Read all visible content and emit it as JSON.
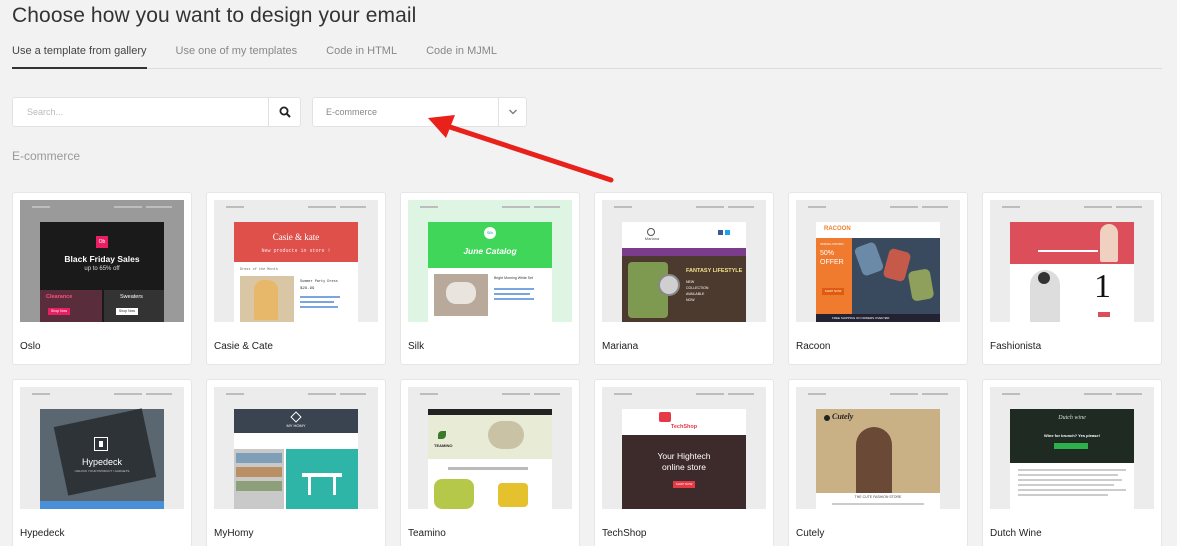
{
  "page": {
    "title": "Choose how you want to design your email",
    "tabs": [
      {
        "label": "Use a template from gallery",
        "active": true
      },
      {
        "label": "Use one of my templates",
        "active": false
      },
      {
        "label": "Code in HTML",
        "active": false
      },
      {
        "label": "Code in MJML",
        "active": false
      }
    ],
    "search": {
      "placeholder": "Search...",
      "icon": "search-icon"
    },
    "category_select": {
      "value": "E-commerce",
      "icon": "chevron-down-icon"
    },
    "section_label": "E-commerce",
    "annotation": {
      "color": "#e8211b",
      "icon": "red-arrow-annotation"
    }
  },
  "templates": [
    {
      "name": "Oslo",
      "thumb": {
        "headline": "Black Friday Sales",
        "sub": "up to 65% off",
        "badge": "Ob",
        "left_label": "Clearance",
        "right_label": "Sweaters",
        "btn_left": "Shop Now",
        "btn_right": "Shop Now"
      }
    },
    {
      "name": "Casie & Cate",
      "thumb": {
        "brand": "Casie & kate",
        "tagline": "New products in store !",
        "section": "Dress of the Month",
        "product": "Summer Party Dress",
        "price": "$29.99"
      }
    },
    {
      "name": "Silk",
      "thumb": {
        "badge": "Silk",
        "headline": "June Catalog",
        "product": "Bright Morning White Set"
      }
    },
    {
      "name": "Mariana",
      "thumb": {
        "brand": "Mariana",
        "headline": "FANTASY LIFESTYLE",
        "body": [
          "NEW",
          "COLLECTION",
          "AVAILABLE",
          "NOW"
        ]
      }
    },
    {
      "name": "Racoon",
      "thumb": {
        "brand": "RACOON",
        "offer_small": "SPRING PROMO",
        "offer": [
          "50%",
          "OFFER"
        ],
        "button": "SHOP NOW",
        "footer": "FREE SHIPPING ON ORDERS OVER $60"
      }
    },
    {
      "name": "Fashionista",
      "thumb": {
        "numeral": "1"
      }
    },
    {
      "name": "Hypedeck",
      "thumb": {
        "brand": "Hypedeck",
        "tagline": "UNLOCK YOUR PRODUCT / GADGETS"
      }
    },
    {
      "name": "MyHomy",
      "thumb": {
        "brand": "MY HOMY"
      }
    },
    {
      "name": "Teamino",
      "thumb": {
        "brand": "TEAMINO"
      }
    },
    {
      "name": "TechShop",
      "thumb": {
        "brand": "TechShop",
        "headline": [
          "Your Hightech",
          "online store"
        ],
        "button": "SHOP NOW"
      }
    },
    {
      "name": "Cutely",
      "thumb": {
        "brand": "Cutely",
        "caption": "THE CUTE FASHION STORE"
      }
    },
    {
      "name": "Dutch Wine",
      "thumb": {
        "brand": "Dutch wine",
        "headline": "Wine for brunch? Yes please!"
      }
    }
  ]
}
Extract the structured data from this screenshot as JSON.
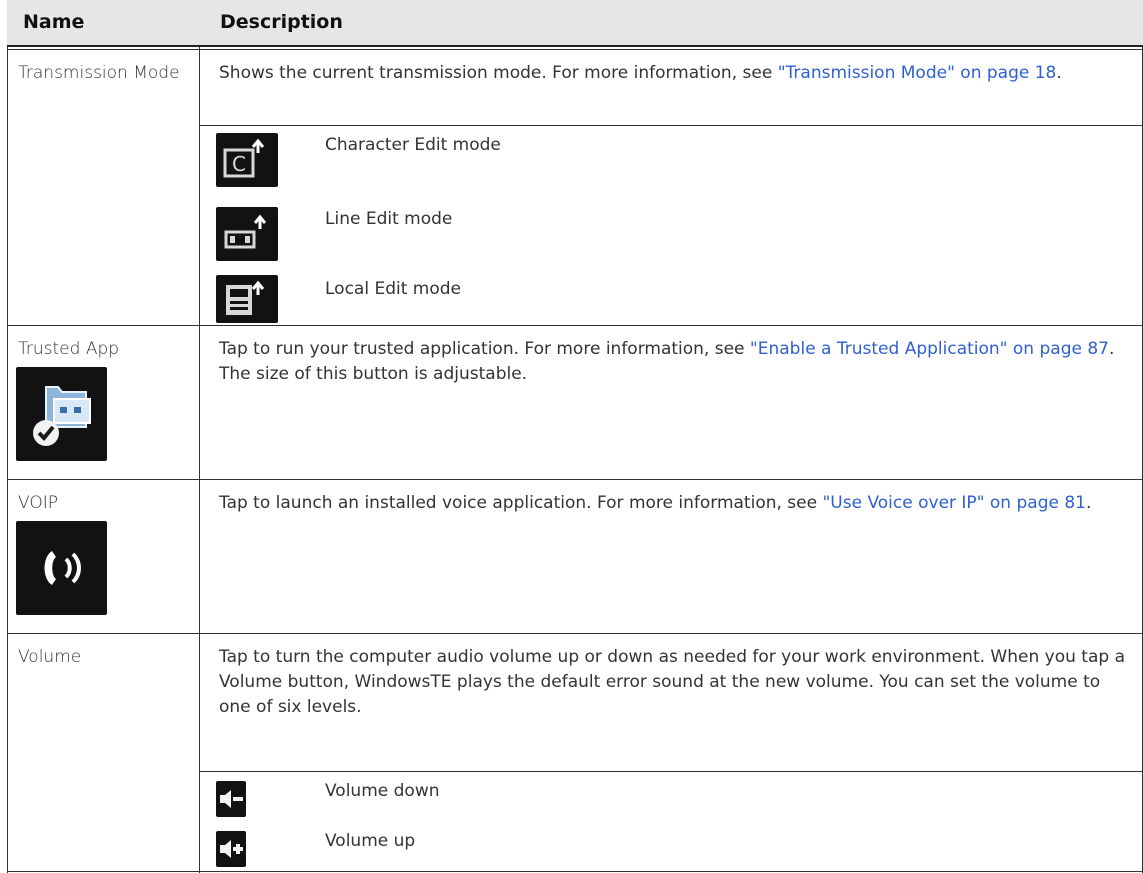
{
  "table": {
    "headers": {
      "name": "Name",
      "description": "Description"
    },
    "rows": [
      {
        "name": "Transmission Mode",
        "description_pre": "Shows the current transmission mode. For more information, see ",
        "description_link": "\"Transmission Mode\" on page 18",
        "description_post": ".",
        "sub_items": [
          {
            "label": "Character Edit mode",
            "icon": "character-edit-mode-icon"
          },
          {
            "label": "Line Edit mode",
            "icon": "line-edit-mode-icon"
          },
          {
            "label": "Local Edit mode",
            "icon": "local-edit-mode-icon"
          }
        ]
      },
      {
        "name": "Trusted App",
        "icon": "trusted-app-icon",
        "description_pre": "Tap to run your trusted application. For more information, see ",
        "description_link": "\"Enable a Trusted Application\" on page 87",
        "description_post": ". The size of this button is adjustable."
      },
      {
        "name": "VOIP",
        "icon": "voip-phone-icon",
        "description_pre": "Tap to launch an installed voice application. For more information, see ",
        "description_link": "\"Use Voice over IP\" on page 81",
        "description_post": "."
      },
      {
        "name": "Volume",
        "description": "Tap to turn the computer audio volume up or down as needed for your work environment. When you tap a Volume button, WindowsTE plays the default error sound at the new volume. You can set the volume to one of six levels.",
        "sub_items": [
          {
            "label": "Volume down",
            "icon": "volume-down-icon"
          },
          {
            "label": "Volume up",
            "icon": "volume-up-icon"
          }
        ]
      }
    ]
  },
  "colors": {
    "link": "#2f5fd0",
    "header_bg": "#e6e6e6",
    "icon_bg": "#121212"
  }
}
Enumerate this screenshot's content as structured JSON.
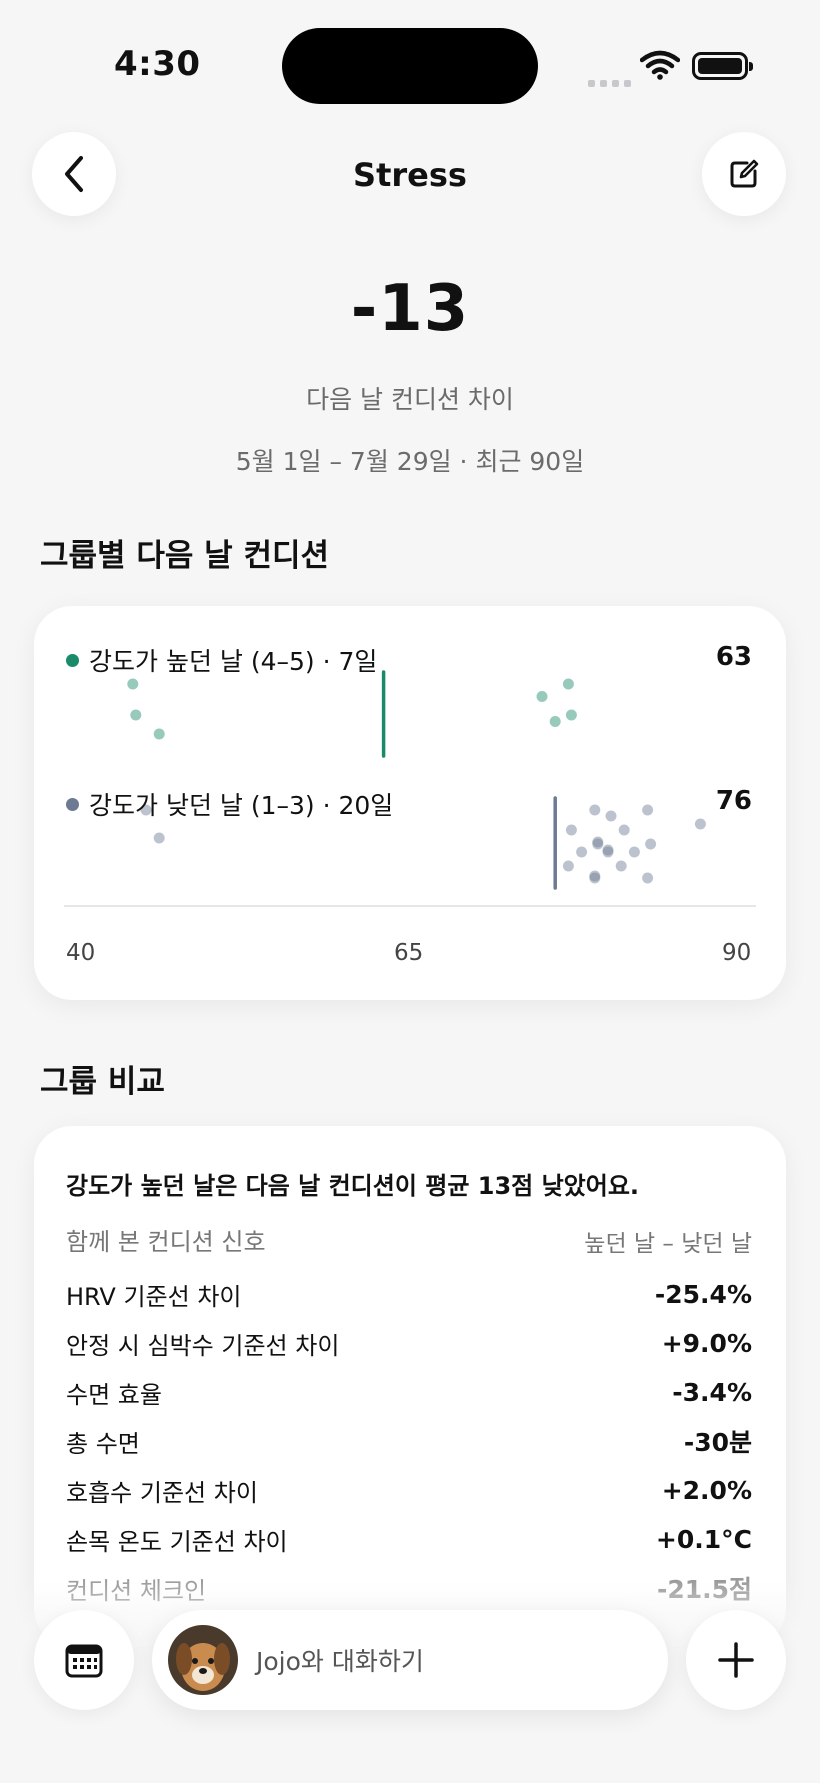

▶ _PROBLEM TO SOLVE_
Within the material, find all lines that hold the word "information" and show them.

▶ _WRITTEN RESPONSE_
        "description_pre": "Shows the current transmission mode. For more information, see ",
        "description_pre": "Tap to run your trusted application. For more information, see ",
        "description_pre": "Tap to launch an installed voice application. For more information, see ",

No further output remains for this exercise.